It added that the number of unresolved issues had grown rather than decreased and "the Secretariat therefore remains unable to state that the Syrian Arab Republic has submitted a declaration that can be considered accurate and complete".
New construction work
Towards the end of last year inspectors visited the Barzah and Jamrayah branches of the Scientific Studies and Research Centre (which carried out chemical weapons research, among other things) and found "ongoing construction activities" at both sites. The building work at Barzah was especially interesting because it had been targeted by US-led airstrikes the previous April in response to the reported chemical attack on Douma. The OPCW "advised" Syria that in future it should be notified about "the nature and scope" of any such activity before construction began – and Syria reportedly agreed.
Since then, there have been renewed efforts "to clarify all outstanding issues" relating to Syria's 2013 declaration. Meetings were held in Lebanon in February and at The Hague in March to map out a way forward.
However, this is unlikely to put an end to the wrangling any time soon. Last month, inspectors made five visits to the sites of former chemical weapons production facilities and collected 33 samples. The results of laboratory tests are still awaited.
This was not routine sampling and it suggests the OPCW had suspicions of illicit activity. Previous sampling of this kind, in 2014, revealed several undeclared chemical sites, plus evidence that the regime had been working on soman – a nerve agent not mentioned in its initial declaration.
'Incidents' under investigation
Meanwhile, the OPCW's Fact-Finding Mission is investigating five reported chemical "incidents" from 2017. These are:
- Kharbit Masasnah on 7 July 2017 and 4 August 2017
- Qalib Al-Thawr, Al-Salamiyah, on 9 August 2017
- Yarmouk, Damascus, on 22 October 2017
- Al-Balil, Souran, on 8 November 2017
These don't appear to have been reported in the media at the time and it's unclear why the OPCW is interested in them now. However, this latest investigation is taking place under new rules – introduced last June – which allow the OPCW to apportion blame for chemical attacks. Previously, its role was limited to establishing what happened.

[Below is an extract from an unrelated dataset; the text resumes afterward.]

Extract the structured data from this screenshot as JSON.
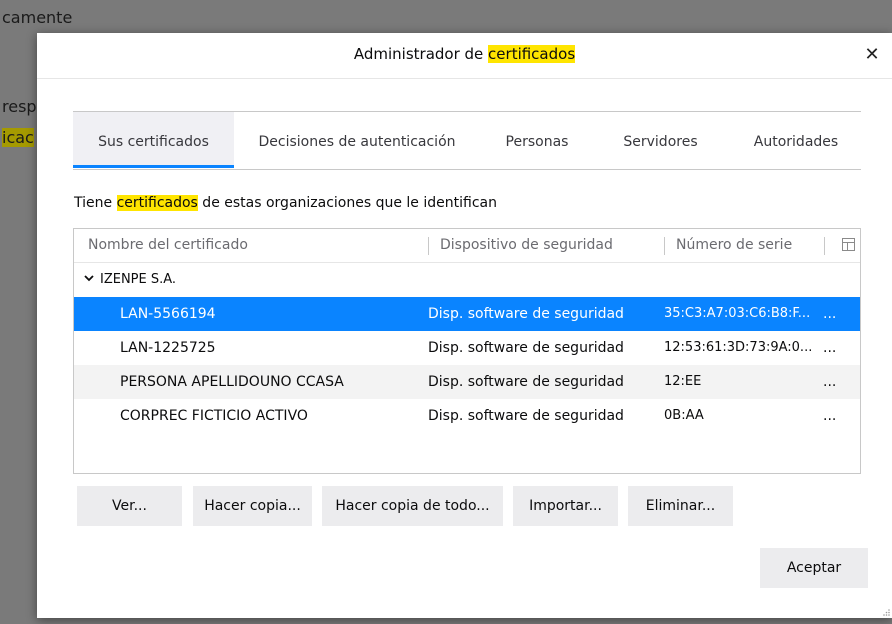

If the Fact-Finding Mission concludes that chemical weapons were used, or are likely to have been used, the new Investigation and Identification Team will then step in and try to find out who was responsible.